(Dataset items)

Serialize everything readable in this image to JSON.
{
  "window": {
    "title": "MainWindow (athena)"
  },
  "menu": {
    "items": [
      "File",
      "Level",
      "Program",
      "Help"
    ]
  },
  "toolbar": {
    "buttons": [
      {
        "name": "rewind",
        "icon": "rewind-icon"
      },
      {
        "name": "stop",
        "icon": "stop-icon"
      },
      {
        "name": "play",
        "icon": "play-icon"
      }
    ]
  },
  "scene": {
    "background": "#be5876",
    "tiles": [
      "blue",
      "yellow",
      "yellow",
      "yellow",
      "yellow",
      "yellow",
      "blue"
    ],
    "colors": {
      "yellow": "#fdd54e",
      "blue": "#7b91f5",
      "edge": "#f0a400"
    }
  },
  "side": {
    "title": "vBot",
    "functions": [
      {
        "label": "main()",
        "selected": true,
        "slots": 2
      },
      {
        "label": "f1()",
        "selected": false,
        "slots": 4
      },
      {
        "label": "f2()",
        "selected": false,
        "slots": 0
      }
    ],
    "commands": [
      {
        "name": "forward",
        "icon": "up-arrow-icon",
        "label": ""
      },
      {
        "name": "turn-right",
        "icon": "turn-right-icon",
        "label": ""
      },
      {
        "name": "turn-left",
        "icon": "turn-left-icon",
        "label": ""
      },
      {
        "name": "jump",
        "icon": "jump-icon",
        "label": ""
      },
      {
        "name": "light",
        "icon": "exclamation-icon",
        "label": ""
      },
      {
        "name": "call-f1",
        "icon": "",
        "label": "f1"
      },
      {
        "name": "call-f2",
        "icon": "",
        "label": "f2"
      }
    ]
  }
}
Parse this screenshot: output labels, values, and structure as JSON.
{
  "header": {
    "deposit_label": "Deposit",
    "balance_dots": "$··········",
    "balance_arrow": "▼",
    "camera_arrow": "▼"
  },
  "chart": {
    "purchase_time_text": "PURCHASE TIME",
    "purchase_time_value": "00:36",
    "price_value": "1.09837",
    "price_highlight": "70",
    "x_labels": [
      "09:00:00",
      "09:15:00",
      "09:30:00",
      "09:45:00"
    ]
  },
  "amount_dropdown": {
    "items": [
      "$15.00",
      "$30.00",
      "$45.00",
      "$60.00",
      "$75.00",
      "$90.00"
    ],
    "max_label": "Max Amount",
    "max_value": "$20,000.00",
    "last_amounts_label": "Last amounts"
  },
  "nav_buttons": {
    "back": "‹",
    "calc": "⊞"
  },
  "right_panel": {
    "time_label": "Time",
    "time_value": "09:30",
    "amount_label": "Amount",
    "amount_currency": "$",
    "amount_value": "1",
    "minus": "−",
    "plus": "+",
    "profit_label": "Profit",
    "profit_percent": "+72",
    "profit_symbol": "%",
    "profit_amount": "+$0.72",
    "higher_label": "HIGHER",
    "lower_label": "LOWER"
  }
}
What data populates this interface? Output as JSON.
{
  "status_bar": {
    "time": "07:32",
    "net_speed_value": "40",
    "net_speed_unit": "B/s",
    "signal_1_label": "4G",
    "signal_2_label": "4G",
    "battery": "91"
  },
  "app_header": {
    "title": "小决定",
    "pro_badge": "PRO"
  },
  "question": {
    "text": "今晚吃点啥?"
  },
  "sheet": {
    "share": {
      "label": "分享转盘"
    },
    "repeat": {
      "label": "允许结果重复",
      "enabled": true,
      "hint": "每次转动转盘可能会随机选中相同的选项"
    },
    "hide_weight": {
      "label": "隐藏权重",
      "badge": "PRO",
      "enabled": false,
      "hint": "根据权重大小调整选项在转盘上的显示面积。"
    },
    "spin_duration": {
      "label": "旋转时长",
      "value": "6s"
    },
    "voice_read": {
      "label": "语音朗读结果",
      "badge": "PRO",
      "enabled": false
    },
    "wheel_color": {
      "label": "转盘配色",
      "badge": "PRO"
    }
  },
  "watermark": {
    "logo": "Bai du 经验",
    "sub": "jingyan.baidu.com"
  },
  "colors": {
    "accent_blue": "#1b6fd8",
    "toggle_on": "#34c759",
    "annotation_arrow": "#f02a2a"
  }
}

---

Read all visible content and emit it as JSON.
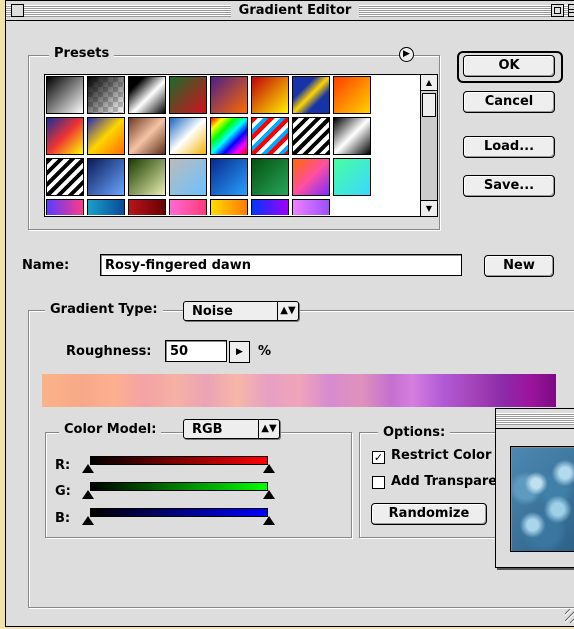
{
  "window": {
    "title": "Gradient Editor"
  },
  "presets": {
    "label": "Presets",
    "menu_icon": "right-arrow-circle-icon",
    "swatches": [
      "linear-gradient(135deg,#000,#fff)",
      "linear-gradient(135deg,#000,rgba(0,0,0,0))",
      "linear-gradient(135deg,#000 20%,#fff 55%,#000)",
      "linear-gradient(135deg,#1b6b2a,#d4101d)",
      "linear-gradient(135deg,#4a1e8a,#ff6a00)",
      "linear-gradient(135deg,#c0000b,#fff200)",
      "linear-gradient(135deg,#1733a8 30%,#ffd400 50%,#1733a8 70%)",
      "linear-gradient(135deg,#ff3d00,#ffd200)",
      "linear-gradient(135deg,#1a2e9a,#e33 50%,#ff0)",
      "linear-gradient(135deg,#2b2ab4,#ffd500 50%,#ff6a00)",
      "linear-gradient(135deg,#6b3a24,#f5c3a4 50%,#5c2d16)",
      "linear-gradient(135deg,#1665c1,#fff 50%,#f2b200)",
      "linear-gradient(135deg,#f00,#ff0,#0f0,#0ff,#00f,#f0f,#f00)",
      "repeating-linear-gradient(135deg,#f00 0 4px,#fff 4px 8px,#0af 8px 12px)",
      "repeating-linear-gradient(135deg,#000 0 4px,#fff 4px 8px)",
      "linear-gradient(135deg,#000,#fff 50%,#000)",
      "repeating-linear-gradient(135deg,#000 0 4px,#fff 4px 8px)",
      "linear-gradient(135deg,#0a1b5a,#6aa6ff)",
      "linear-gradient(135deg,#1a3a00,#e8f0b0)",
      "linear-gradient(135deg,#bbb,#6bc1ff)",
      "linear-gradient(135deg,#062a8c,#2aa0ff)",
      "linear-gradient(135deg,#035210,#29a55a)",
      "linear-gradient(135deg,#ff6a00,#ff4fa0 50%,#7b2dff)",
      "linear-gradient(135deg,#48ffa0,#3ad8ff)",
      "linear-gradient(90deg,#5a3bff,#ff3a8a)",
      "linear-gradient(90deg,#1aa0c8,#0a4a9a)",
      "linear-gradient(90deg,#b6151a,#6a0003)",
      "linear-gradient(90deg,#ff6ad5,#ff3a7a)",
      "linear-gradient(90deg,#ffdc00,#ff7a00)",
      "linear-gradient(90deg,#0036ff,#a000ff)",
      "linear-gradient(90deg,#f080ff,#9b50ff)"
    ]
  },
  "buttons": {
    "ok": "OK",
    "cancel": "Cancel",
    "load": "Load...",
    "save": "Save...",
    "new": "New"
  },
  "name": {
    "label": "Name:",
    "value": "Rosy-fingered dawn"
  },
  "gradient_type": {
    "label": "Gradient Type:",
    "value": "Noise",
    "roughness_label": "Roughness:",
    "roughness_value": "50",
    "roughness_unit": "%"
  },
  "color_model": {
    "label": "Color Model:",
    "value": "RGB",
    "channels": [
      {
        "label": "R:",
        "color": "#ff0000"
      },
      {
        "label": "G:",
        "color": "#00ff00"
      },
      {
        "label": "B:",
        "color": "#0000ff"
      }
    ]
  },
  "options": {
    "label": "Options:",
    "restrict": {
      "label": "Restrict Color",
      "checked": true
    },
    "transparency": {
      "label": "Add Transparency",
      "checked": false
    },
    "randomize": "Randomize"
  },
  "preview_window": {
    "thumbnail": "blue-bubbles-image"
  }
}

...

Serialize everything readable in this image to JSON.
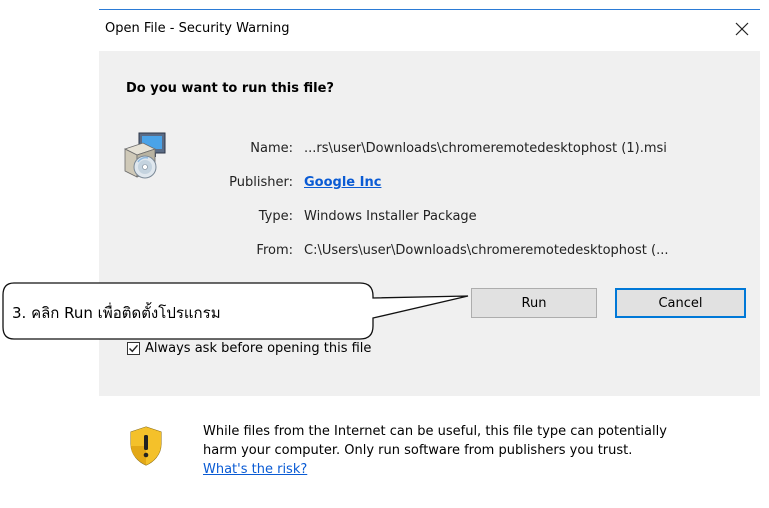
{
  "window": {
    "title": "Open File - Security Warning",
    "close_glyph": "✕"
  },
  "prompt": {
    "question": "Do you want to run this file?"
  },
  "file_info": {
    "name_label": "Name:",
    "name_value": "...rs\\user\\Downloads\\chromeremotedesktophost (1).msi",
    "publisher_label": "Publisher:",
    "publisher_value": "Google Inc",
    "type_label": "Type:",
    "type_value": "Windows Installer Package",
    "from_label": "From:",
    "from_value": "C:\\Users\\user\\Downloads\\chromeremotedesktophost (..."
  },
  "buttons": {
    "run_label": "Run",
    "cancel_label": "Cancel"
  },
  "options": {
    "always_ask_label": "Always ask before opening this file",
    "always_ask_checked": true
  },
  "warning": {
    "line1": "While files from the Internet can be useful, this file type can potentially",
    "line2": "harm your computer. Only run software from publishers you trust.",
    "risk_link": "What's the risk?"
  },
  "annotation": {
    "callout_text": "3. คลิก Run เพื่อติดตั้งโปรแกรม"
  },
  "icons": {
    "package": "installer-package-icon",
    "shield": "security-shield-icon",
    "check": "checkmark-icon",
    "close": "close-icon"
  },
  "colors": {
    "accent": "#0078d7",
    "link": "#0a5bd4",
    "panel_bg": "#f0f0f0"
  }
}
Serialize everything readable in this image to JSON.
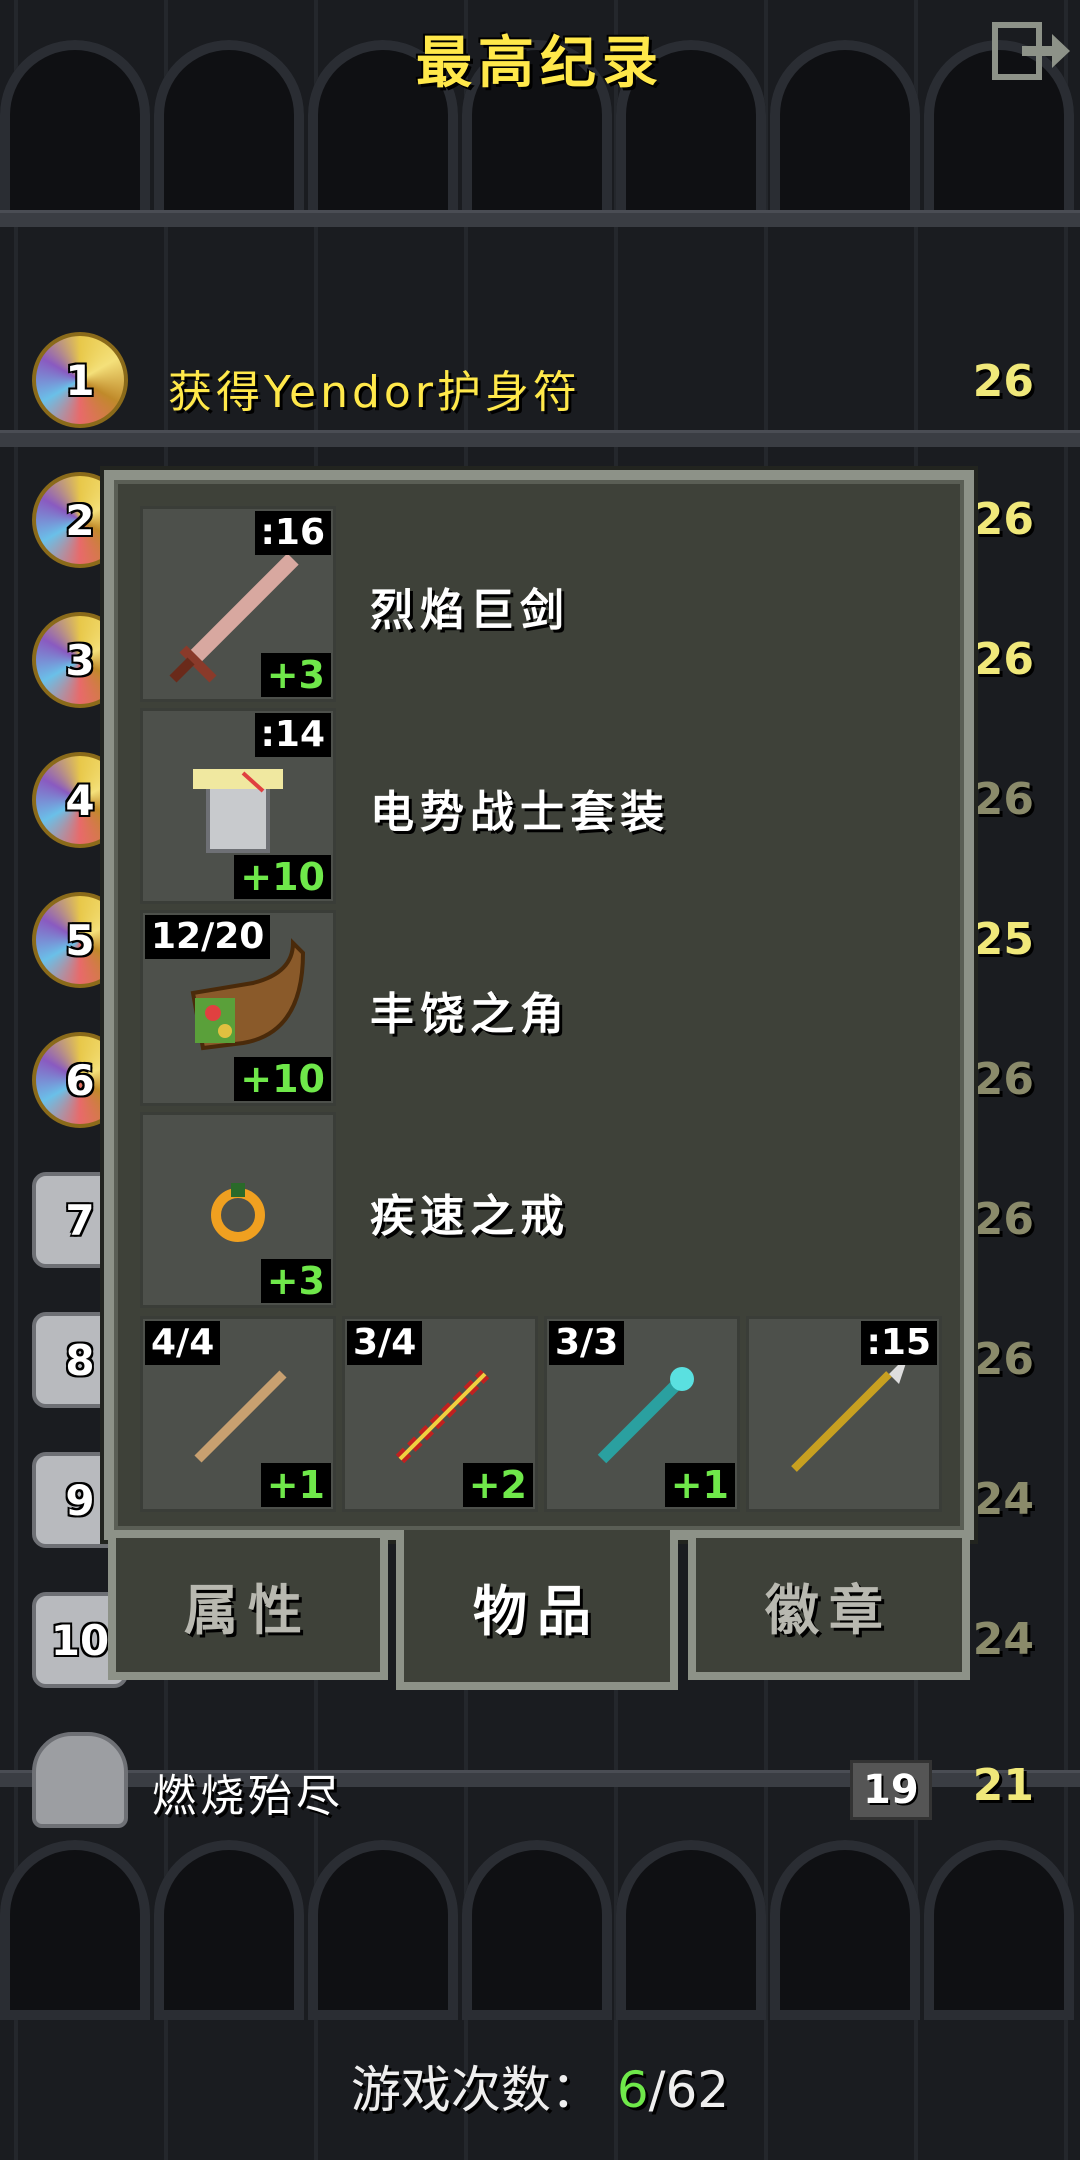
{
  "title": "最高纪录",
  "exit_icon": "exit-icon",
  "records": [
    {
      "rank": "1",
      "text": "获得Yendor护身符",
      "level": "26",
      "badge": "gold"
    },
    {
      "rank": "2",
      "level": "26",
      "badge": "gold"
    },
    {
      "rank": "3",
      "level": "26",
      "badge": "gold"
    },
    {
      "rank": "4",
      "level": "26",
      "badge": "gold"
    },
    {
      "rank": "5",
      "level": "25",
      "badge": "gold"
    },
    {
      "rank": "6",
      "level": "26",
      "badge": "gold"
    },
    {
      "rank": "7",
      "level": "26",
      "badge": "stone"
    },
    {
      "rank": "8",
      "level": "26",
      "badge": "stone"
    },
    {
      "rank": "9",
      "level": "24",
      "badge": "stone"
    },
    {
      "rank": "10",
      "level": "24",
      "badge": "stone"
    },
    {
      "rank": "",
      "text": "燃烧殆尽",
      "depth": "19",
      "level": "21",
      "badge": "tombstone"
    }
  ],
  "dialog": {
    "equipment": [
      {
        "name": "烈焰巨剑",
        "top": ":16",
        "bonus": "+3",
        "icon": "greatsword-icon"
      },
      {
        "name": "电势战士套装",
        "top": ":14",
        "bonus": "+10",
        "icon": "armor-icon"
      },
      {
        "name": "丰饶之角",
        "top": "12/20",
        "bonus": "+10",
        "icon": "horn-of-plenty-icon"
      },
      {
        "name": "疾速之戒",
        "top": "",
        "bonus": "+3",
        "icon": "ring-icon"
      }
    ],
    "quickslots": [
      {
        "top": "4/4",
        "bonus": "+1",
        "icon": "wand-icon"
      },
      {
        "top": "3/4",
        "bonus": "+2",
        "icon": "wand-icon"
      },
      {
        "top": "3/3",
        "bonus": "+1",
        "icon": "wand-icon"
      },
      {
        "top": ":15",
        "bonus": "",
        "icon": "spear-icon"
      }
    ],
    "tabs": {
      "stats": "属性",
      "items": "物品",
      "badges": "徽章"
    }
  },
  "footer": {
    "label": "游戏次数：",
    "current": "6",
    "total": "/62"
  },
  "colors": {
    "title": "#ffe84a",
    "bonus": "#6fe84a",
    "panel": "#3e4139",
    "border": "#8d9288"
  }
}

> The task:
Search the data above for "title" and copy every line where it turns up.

> Exercise result:
    "title": "MainWindow (athena)"
    "title": "vBot",
    "title": "小决定",
    "title": "Gradient Editor"
    "title": "Open File - Security Warning",
  "title": "最高纪录",
    "title": "#ffe84a",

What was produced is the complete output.